From the Washington Post (h/t Russ)
Behind the door of Army Spec. Jeremy Duncan's room, part of the wall is torn and hangs in the air, weighted down with black mold. When the wounded combat engineer stands in his shower and looks up, he can see the bathtub on the floor above through a rotted hole. The entire building, constructed between the world wars, often smells like greasy carry-out. Signs of neglect are everywhere: mouse droppings, belly-up cockroaches, stained carpets, cheap mattresses.I sincerely hope we elect quite a few Iraq War veterans over the next thirty years or so, because so many of them have learned the hard way what happens when a government crawls up it's own ass and disappears.
This is the world of Building 18, not the kind of place where Duncan expected to recover when he was evacuated to Walter Reed Army Medical Center from Iraq last February with a broken neck and a shredded left ear, nearly dead from blood loss. But the old lodge, just outside the gates of the hospital and five miles up the road from the White House, has housed hundreds of maimed soldiers recuperating from injuries suffered in the wars in Iraq and Afghanistan.

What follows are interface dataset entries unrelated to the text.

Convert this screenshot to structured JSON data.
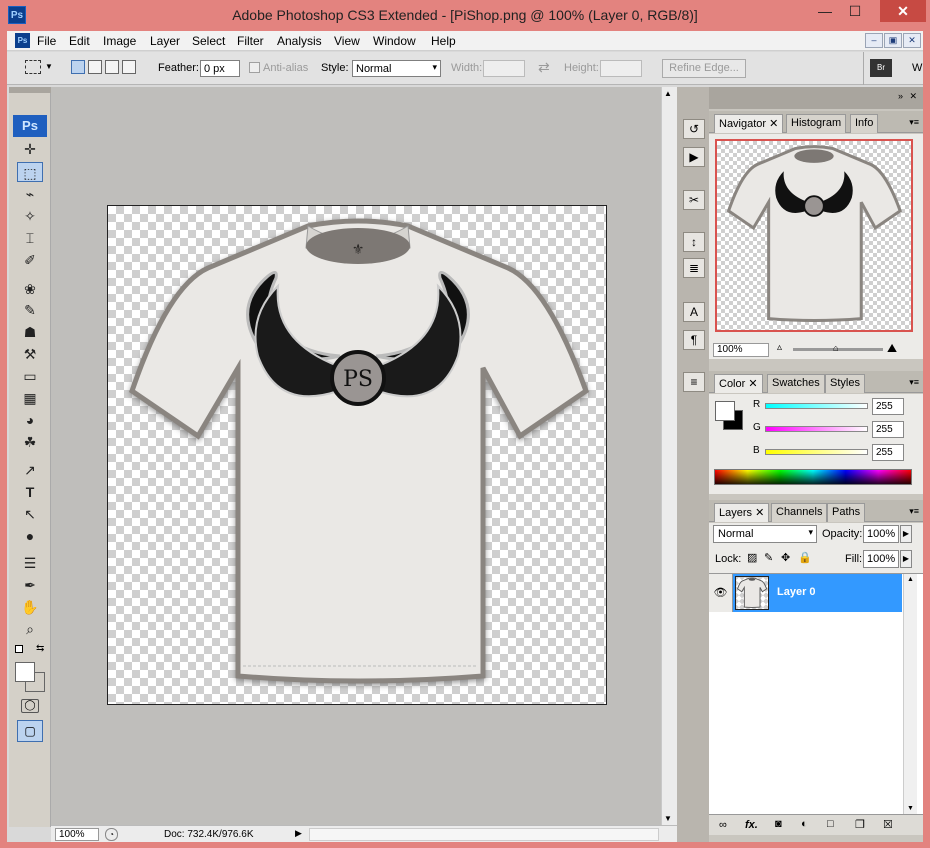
{
  "window": {
    "title": "Adobe Photoshop CS3 Extended - [PiShop.png @ 100% (Layer 0, RGB/8)]",
    "app_icon": "Ps",
    "minimize": "—",
    "maximize": "☐",
    "close": "✕"
  },
  "menu": {
    "items": [
      "File",
      "Edit",
      "Image",
      "Layer",
      "Select",
      "Filter",
      "Analysis",
      "View",
      "Window",
      "Help"
    ],
    "mdi_min": "–",
    "mdi_restore": "▣",
    "mdi_close": "✕"
  },
  "options": {
    "feather_label": "Feather:",
    "feather_value": "0 px",
    "antialias_label": "Anti-alias",
    "style_label": "Style:",
    "style_value": "Normal",
    "width_label": "Width:",
    "height_label": "Height:",
    "refine_edge": "Refine Edge...",
    "swap_icon": "⇄",
    "extra": "W"
  },
  "toolbox": {
    "logo": "Ps",
    "tools": [
      "✛",
      "⬚",
      "⌁",
      "✧",
      "⌶",
      "✐",
      "❀",
      "✎",
      "☗",
      "⚒",
      "▭",
      "▦",
      "◕",
      "☘",
      "↗",
      "T",
      "↖",
      "●",
      "☰",
      "✒",
      "✋",
      "⌕"
    ]
  },
  "status": {
    "zoom": "100%",
    "doc": "Doc: 732.4K/976.6K"
  },
  "dock": {
    "buttons": [
      "↺",
      "▶",
      "✂",
      "↕",
      "≣",
      "A",
      "¶",
      "≡"
    ]
  },
  "navigator": {
    "tabs": [
      "Navigator",
      "Histogram",
      "Info"
    ],
    "zoom": "100%"
  },
  "color": {
    "tabs": [
      "Color",
      "Swatches",
      "Styles"
    ],
    "r_label": "R",
    "g_label": "G",
    "b_label": "B",
    "r": "255",
    "g": "255",
    "b": "255",
    "foreground": "#ffffff",
    "background": "#000000"
  },
  "layers": {
    "tabs": [
      "Layers",
      "Channels",
      "Paths"
    ],
    "blend_mode": "Normal",
    "opacity_label": "Opacity:",
    "opacity": "100%",
    "lock_label": "Lock:",
    "fill_label": "Fill:",
    "fill": "100%",
    "rows": [
      {
        "name": "Layer 0",
        "selected": true
      }
    ],
    "bottom_icons": [
      "∞",
      "fx.",
      "◙",
      "◐",
      "□",
      "❐",
      "☒"
    ]
  },
  "artwork": {
    "logo_text": "PS"
  },
  "colors": {
    "title_bar": "#e3837f",
    "selection_blue": "#3399ff"
  }
}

VIDEO: Paul Rieckhoff of the IAVA (Iraq and Afghanistan Veterans of America) speaks to Kieth Olbermann.